When you choose a home, you need to evaluate several factors: the location, amenities, size, access to transportation, and, of course, the price. And in fact, now is a really great time to be looking for an apartment. Apartment rental rates have fallen 40% across the UAE, and as a result, many prospective tenants are hoping for a rent reduction. If every aspect of your home seems great except the price, it might be a good idea to negotiate your rent with your landlord. We know this can feel anxiety inducing—but keep in mind that it is almost always worth it to try. Advertised rental asking prices for Dubai apartments have dropped almost 30 per cent in the past two years, so if approached politely, confidently, and correctly, the odds that you’ll be able to settle on an agreement with your landlord where you’re getting more bang for your buck are pretty high. Here’s how:

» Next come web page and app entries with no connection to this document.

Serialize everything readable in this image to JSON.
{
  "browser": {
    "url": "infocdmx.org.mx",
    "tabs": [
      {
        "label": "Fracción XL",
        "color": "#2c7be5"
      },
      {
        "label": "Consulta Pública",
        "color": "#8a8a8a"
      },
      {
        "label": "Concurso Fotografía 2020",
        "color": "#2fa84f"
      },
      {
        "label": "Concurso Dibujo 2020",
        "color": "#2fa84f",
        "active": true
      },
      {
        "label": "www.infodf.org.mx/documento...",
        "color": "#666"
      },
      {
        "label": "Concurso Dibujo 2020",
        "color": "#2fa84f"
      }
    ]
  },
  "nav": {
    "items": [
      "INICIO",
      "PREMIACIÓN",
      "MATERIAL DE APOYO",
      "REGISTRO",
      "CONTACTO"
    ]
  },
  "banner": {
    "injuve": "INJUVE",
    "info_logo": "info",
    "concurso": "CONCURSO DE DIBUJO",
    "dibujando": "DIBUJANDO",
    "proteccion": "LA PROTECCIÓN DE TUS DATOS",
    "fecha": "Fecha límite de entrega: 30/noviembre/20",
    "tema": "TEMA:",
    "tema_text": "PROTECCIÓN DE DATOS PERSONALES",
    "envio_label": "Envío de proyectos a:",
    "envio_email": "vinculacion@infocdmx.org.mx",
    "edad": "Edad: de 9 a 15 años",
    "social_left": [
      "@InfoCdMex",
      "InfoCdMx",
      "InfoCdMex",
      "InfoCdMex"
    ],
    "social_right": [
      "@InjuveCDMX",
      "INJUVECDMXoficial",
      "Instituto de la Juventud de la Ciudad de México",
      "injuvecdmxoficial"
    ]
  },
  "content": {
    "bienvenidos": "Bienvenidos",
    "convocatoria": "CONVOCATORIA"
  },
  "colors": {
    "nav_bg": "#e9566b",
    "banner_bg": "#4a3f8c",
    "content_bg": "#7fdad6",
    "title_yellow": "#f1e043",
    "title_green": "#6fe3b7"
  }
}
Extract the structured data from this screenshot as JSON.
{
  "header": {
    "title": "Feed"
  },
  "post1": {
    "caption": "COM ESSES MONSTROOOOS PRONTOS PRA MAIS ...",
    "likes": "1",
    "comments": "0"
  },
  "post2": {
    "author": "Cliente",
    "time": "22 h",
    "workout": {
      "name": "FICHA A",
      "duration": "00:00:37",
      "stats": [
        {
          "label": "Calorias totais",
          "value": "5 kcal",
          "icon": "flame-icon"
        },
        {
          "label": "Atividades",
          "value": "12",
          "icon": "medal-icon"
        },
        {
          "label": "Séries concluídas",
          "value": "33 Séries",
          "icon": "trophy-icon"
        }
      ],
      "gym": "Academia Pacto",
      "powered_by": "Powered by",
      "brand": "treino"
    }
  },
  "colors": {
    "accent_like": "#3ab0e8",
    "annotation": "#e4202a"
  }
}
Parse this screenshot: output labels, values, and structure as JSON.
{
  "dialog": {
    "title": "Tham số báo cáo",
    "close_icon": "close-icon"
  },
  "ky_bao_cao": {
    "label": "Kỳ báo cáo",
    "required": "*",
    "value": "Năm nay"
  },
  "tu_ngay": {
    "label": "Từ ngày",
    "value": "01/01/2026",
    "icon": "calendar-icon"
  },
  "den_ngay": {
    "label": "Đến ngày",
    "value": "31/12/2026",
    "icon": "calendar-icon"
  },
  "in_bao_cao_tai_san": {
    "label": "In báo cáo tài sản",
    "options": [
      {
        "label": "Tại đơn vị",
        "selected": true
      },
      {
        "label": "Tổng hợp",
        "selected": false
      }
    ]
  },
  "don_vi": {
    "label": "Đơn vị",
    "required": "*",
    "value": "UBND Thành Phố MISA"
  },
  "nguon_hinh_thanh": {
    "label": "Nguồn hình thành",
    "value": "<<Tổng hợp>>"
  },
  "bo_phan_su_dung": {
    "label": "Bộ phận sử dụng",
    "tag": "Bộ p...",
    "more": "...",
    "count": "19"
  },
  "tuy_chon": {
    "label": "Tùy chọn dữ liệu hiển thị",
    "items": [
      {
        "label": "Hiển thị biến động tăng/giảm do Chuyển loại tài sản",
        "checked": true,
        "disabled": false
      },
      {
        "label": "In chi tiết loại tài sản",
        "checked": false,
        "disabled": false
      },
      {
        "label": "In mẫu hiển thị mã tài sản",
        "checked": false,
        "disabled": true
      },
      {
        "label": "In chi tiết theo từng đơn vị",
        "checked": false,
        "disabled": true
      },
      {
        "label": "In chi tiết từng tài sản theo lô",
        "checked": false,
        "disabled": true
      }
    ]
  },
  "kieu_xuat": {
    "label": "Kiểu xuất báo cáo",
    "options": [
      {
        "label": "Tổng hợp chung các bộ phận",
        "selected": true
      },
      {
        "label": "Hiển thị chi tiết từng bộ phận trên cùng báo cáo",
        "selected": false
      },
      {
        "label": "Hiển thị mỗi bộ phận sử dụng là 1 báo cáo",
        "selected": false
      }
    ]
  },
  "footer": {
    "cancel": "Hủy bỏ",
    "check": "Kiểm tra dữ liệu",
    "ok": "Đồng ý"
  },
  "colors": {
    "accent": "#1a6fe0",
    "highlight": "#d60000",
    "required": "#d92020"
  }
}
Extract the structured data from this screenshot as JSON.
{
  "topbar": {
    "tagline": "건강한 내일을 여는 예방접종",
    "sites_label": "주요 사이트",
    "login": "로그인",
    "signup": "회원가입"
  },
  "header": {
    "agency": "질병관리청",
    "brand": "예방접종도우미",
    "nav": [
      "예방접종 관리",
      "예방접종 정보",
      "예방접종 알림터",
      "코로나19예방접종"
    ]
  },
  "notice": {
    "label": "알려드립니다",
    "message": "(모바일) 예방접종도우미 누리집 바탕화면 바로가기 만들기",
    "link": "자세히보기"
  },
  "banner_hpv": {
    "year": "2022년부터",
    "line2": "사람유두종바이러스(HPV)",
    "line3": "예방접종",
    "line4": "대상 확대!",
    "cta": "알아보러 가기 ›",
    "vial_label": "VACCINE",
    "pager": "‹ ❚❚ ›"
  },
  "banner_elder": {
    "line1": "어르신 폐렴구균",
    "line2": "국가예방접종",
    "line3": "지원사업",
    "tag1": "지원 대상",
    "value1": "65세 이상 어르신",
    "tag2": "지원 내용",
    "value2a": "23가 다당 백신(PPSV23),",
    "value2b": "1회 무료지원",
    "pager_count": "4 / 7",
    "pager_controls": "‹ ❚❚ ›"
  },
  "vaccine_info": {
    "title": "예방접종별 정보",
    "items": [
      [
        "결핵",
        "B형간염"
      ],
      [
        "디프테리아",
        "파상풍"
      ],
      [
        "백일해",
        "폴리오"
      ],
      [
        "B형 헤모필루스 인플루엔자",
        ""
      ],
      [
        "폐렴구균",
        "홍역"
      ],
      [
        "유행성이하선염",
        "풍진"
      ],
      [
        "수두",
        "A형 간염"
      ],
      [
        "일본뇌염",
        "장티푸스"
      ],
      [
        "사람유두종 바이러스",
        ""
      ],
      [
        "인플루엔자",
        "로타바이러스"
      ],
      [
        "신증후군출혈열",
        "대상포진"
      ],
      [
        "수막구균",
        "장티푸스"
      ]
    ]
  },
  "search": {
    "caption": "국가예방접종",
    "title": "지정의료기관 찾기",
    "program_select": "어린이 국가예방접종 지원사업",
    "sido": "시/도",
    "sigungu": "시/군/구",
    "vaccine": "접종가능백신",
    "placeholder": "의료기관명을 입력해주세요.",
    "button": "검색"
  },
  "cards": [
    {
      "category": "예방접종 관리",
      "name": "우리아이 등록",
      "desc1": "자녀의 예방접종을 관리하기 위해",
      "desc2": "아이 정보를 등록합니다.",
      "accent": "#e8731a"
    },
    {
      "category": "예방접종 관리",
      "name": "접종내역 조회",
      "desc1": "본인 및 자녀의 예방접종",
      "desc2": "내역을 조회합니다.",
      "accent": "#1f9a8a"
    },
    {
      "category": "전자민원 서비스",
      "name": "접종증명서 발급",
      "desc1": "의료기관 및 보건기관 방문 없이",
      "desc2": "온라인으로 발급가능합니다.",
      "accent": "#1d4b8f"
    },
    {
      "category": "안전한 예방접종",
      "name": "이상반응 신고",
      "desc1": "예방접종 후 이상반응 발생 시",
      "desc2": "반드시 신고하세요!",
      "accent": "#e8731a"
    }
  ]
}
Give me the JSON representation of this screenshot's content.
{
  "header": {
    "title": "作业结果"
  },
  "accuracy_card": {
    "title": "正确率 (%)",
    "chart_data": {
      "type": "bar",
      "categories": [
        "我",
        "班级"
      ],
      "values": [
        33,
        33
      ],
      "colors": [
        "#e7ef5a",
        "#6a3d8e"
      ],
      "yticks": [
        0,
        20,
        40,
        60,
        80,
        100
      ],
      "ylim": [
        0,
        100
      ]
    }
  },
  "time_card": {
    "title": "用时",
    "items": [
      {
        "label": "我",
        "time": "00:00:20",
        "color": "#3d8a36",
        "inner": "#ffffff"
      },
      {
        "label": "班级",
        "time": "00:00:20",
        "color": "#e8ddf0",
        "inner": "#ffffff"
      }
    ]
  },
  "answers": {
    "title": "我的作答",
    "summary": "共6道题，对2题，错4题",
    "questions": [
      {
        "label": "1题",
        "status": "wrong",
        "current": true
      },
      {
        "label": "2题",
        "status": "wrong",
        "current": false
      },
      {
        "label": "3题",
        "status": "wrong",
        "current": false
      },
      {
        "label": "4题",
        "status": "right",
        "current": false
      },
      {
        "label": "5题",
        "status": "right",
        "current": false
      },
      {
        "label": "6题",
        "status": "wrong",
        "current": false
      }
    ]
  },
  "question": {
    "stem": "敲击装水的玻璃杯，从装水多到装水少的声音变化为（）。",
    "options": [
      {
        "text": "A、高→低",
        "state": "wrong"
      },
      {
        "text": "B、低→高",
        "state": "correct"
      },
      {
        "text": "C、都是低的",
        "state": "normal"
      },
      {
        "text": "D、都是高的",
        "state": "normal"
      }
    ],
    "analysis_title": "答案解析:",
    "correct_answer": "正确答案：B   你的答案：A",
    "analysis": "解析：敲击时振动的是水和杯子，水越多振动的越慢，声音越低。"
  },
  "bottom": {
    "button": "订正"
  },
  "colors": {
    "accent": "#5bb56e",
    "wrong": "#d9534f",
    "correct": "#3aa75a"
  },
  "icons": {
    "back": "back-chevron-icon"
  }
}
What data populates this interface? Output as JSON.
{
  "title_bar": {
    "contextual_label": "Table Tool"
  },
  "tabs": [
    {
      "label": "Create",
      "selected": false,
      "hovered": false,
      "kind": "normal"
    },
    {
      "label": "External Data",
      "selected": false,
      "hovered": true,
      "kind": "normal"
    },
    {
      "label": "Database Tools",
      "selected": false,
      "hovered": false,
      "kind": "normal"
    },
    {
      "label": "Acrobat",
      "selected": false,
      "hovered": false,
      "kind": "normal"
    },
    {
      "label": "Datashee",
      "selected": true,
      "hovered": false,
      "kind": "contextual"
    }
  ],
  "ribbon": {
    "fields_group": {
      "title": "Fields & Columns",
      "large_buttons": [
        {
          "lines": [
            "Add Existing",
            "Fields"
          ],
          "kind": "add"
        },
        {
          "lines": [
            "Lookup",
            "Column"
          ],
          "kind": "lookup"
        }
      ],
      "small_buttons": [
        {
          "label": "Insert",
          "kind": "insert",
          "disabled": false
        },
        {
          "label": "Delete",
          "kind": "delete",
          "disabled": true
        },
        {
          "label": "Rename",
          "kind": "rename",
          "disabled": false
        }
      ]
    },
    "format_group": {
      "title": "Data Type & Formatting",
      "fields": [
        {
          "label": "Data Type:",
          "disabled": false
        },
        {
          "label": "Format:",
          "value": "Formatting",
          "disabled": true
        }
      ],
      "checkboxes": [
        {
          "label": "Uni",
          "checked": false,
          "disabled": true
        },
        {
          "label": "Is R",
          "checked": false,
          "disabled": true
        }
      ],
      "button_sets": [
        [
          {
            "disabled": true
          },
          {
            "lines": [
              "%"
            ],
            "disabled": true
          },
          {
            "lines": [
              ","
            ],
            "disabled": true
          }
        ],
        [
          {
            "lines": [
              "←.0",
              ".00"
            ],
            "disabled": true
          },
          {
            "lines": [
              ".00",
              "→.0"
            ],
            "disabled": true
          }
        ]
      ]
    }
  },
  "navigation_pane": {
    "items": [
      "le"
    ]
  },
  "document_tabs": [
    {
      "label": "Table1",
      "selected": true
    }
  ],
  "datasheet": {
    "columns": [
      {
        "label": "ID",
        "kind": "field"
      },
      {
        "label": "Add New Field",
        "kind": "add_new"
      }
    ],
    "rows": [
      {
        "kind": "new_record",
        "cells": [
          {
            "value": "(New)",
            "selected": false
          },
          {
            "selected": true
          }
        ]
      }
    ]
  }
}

First off, it’s really important to do your homework before asking for a rent reduction. This should start with exploring your own finances: be realistic about how much rent you’re able to afford. If your landlord does agree to reduce the rent, are you positive you can commit to that number for the entire length of your lease agreement? Once you’ve done that, begin gathering sources to back up your request. The RERA (Real Estate Regulatory Agency), part of Dubai’s Land Department, has a rent index calculator that shows the average rents for all communities in Dubai. It can also tell you whether your landlord is entitled to increase your rent, and if so, by how much. However, the calculator isn’t always the most accurate measure: it’s updated every few months, so we wouldn’t recommend using it as the only piece of evidence for your negotiation. That’s why you should visit property portals such as Urban, Property Finder, or Bayut to see what a similar apartment is going for in the market right now. Make sure you find homes that are as similar to yours as possible—factoring in features like view, size, and location (since those can greatly impact the value of a home).

Once you’re armed with your evidence, schedule a meeting with your landlord. Timing matters! You should begin negotiating the price at least 90 days before your current lease ends. That way, if your landlord isn’t willing to lower the rent, you’ll have enough time to make a decision about your next step. When you do speak with your landlord, be upfront, honest, reasonable, and kind: even if you’re frustrated by the rent they’ve proposed, approaching the situation in a calm and respectful manner is likely to yield better results. Don’t forget that this is ultimately a two-party agreement. Your landlord is more likely to find common ground with you if they feel it’s a win-win: they can’t be losing too much out of the deal, so make sure you’re asking for a realistic number. You should also consider what you are willing to sacrifice. For example, does your apartment come with a parking space you won’t use? You could offer your landlord this extra space that he could give to another family, and ask for lower rent in return. And above all, remember the classic rule of negotiation: always aim for more than you actually expect to receive. That way, you can actually meet somewhere in the middle after some back and forth.

You should also come to this meeting prepared to prove your value as a tenant. Give some background information about yourself, demonstrate that you have a steady and stable source of income that will support your tenancy, and emphasize that you have the intention of remaining in their property for a long time. If you’re negotiating the lease renewal for an apartment you’ve already been living in, it would help to show you’ve taken good care of your home thus far (perhaps with photographic evidence) and to remind your landlord that you’ve paid rent in full and on time consistently. If you present yourself as a responsible occupant, the landlord is more likely to want to move forward with you than look for a new, potentially less reliable, tenant.

What if your landlord says no? It might happen—your landlord does ultimately have the right to decline, but if they do, we urge you to emphasize that you are serious about leaving. You do ultimately hold a lot of power in the situation: if you move out, the landlord could lose money due to periods when they’re looking for a new tenant and the apartment is empty. Make sure you are totally confident that you can find a cheaper place though: if the price they were asking for really is reasonable for the area, then the landlord will be comfortable letting you go for someone who’ll agree to pay the rent price.

We know it’s nerve-wracking to approach your landlord about a better deal. But the single biggest expense for most people is their rent—and if you are able to negotiate, the pay-off could be huge. We’re here to help you find the best, most convenient home for you in Dubai. Ready to move? Explore Urban homes.